**Task:** Find how many lines of the following entries contain "screenshot". Reply with the number alone.

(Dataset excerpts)
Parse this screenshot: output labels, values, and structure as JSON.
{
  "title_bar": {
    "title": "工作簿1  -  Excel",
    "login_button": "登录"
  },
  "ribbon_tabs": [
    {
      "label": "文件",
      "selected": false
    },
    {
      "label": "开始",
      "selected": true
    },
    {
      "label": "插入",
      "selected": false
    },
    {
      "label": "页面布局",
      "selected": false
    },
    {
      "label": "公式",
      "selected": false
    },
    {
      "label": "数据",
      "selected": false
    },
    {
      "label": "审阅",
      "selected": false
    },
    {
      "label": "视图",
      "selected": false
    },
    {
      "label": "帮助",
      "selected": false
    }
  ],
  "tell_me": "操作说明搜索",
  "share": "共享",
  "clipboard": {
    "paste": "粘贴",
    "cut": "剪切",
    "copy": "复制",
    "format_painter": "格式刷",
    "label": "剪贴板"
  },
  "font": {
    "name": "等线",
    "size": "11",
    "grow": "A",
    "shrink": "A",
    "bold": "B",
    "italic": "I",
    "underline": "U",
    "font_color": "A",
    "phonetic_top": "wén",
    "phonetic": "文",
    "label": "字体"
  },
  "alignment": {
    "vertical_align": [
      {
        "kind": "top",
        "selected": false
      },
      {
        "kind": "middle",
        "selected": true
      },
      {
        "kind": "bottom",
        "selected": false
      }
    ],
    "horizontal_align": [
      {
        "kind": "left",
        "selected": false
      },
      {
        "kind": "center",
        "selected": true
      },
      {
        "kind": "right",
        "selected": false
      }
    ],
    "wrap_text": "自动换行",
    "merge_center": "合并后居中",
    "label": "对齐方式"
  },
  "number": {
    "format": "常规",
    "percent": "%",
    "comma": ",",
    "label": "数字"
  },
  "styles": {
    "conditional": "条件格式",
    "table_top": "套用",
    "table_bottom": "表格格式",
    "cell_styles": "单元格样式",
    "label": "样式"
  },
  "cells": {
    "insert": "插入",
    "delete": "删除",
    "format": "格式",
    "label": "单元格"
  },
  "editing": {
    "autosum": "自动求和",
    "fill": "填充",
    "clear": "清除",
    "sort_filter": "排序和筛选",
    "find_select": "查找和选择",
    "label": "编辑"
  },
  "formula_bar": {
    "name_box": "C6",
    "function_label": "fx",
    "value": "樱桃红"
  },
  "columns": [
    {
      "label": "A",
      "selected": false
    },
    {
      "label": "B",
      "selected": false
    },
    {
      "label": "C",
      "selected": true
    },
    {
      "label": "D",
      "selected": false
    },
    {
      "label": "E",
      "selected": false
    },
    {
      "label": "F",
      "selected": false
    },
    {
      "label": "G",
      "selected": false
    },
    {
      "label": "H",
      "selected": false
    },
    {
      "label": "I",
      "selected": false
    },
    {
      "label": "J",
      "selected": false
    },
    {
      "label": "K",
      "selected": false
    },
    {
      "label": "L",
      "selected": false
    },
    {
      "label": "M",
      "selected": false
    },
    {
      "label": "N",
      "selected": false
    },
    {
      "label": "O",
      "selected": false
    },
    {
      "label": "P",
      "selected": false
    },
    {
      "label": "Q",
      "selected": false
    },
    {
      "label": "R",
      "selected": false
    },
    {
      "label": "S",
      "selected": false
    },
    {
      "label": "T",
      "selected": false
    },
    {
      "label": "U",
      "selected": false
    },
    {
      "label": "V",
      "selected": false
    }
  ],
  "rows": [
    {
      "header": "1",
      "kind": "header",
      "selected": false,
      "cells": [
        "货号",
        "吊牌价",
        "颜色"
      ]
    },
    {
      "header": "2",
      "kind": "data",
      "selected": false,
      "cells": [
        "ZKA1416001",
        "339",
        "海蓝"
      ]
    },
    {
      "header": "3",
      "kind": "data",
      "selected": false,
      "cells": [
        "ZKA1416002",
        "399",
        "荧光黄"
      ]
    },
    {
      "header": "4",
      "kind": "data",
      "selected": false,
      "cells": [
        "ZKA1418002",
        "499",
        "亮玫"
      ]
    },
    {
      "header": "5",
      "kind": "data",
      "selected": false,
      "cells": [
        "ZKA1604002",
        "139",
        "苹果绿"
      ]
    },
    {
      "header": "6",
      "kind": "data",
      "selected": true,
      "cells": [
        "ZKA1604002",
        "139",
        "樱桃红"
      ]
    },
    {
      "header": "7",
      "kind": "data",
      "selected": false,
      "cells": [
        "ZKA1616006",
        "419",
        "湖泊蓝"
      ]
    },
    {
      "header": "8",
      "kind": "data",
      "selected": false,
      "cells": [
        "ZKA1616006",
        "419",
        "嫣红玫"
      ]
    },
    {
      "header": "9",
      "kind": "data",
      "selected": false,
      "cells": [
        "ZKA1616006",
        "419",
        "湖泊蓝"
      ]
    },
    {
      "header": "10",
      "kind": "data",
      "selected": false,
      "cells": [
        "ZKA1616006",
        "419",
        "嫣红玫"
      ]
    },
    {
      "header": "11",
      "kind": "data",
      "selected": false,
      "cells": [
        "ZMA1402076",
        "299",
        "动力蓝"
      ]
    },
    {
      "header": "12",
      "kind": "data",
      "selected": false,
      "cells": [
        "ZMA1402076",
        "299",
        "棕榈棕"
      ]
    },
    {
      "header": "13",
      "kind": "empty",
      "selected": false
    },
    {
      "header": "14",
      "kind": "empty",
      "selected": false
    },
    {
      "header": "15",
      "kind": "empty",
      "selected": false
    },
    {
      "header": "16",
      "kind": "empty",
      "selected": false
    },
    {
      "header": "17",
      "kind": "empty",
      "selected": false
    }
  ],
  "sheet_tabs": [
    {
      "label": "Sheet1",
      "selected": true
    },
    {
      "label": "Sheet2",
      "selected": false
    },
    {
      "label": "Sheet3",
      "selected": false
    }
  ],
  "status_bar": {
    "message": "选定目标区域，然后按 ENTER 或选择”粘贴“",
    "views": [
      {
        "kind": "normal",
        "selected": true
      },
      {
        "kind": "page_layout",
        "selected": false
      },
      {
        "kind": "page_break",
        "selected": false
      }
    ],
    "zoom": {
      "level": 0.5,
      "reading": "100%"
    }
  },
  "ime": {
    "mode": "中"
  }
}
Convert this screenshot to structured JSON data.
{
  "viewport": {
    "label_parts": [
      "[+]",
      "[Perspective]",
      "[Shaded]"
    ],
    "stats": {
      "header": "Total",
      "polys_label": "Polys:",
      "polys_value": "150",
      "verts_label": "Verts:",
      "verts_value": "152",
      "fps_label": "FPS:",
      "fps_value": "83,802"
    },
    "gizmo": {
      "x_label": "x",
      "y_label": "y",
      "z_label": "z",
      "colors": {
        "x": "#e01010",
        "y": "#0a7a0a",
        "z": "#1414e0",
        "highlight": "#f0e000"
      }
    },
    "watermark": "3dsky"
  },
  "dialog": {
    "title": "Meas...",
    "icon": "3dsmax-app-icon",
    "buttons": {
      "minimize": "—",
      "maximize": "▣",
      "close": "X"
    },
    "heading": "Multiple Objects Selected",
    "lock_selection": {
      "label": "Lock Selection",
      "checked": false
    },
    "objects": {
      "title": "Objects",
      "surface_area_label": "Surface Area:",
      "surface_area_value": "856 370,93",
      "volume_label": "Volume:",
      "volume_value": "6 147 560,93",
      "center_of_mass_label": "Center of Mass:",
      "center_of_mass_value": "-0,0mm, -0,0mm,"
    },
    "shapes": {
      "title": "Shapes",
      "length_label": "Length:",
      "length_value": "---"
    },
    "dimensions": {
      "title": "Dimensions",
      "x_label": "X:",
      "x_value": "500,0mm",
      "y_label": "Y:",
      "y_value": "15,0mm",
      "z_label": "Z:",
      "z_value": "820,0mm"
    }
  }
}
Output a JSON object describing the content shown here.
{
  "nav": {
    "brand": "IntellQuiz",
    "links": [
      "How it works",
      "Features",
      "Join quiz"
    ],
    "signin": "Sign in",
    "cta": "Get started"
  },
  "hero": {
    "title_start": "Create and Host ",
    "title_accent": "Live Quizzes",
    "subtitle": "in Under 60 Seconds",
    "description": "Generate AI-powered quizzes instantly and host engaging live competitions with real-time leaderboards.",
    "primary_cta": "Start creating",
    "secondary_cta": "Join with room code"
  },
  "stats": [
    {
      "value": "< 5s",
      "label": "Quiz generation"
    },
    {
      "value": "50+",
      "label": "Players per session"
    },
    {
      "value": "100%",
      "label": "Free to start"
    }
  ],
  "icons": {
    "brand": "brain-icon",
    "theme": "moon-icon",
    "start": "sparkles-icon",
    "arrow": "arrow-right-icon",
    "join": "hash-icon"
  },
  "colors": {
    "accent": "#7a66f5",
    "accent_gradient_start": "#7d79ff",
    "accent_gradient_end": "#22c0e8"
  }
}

**Result of this task:** 2